BASTROP, Texas (KXAN) — A pastor who runs a soup kitchen in Bastrop is looking for sponsors of several short-term mini-shelters for homeless families he’s putting on his property.
Pastor Roland Nava, of In the Streets-Hands Up High Ministry and the Open Door Soup Kitchen, already has three large sheds that he’s converted into fully-furnished shelters with electricity and space for a family of five or more. Two of them will open to families who need them next week, and he’s aiming to add seven more in the coming weeks.
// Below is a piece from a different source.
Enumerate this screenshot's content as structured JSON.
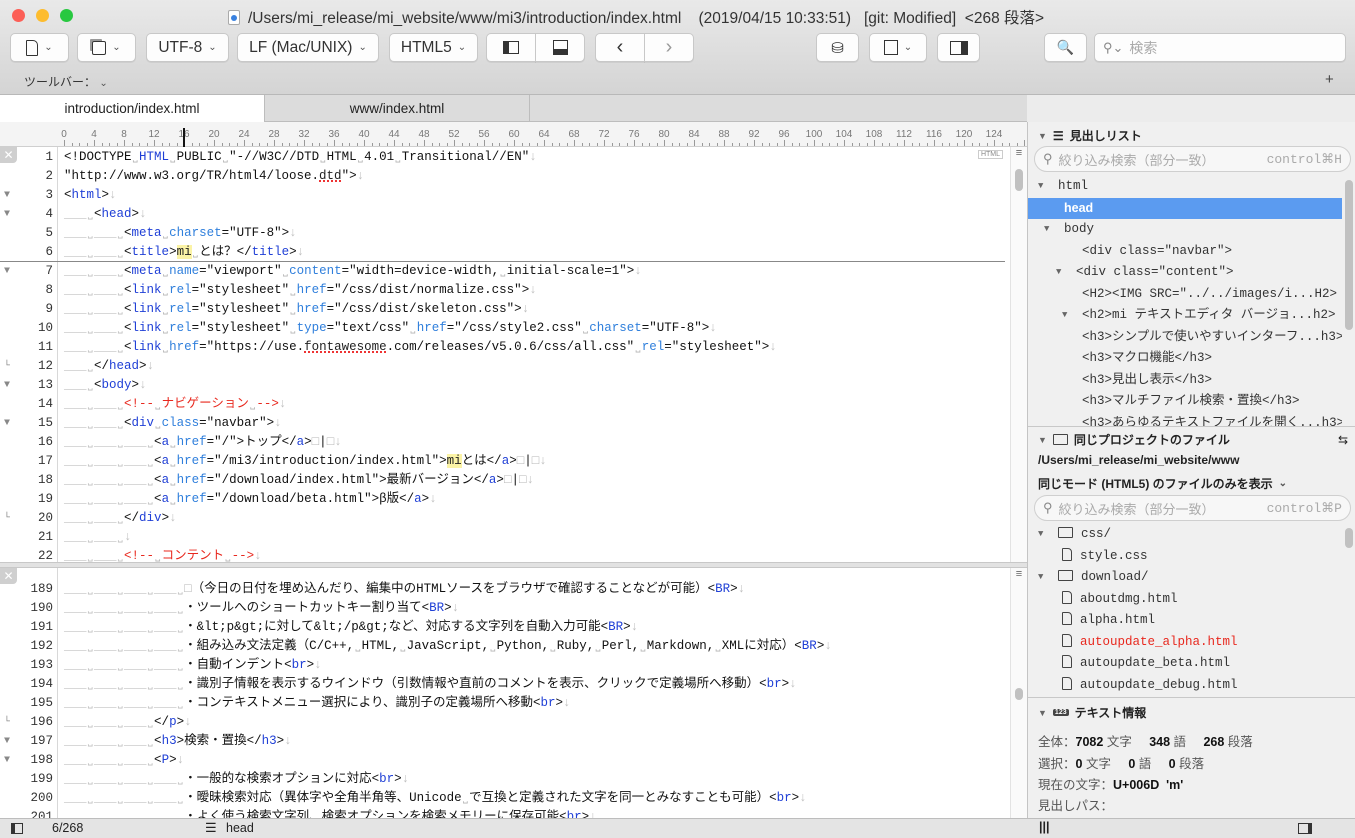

“They’re going to be their temporary home, and we want them to feel comfortable,” Nava said. He couldn’t find anything quite like these shelters in Bastrop County that lets families stay together when they find themselves homeless.
“I have seen two families that actually split up, that got divorced, that broke up because of their emergency,” he said.
All it takes is one crisis for a family to fall through the cracks — just one emergency to make keeping a roof over your head difficult to maintain. Jeff Randle knows all about that. He and his family were at the soup kitchen last week enjoying a free tamale breakfast.
“Pastor Nava, you know, he’s helped us out tremendously,” Randle said.
His family was preparing to move into a duplex in Houston last year after leaving a bad rental situation in Bastrop. Two days before they were set to move in, Hurricane Harvey hit the city and flooded the home. “So just like that, like boom, we’re like homeless, and I’ve never even thought of nothing like that in my life.”
Since then, the four of them have been staying in a hotel room in Central Texas and eating at the soup kitchen when they can. It’s been hard for them to save the money they’re making to find a permanent place to live.
“As long as we’re paying what we’re paying right now, it’s impossible. And it’s just keeping us stuck,” he said.
Randle and his family will be staying for free in one of Nava’s shelters when they open next week. Just a month or two should be enough, Randle thinks, to save up enough to put down the first and last month’s rent at a new home. While they’re waiting, they’ll be staying in the same place.
“We want them to feel the sense of family, togetherness through their hard time, through their situation,” Nava said. Families will be able to stay for up to three months on the property. “We want them to be encouraged, you know, that things can get better.”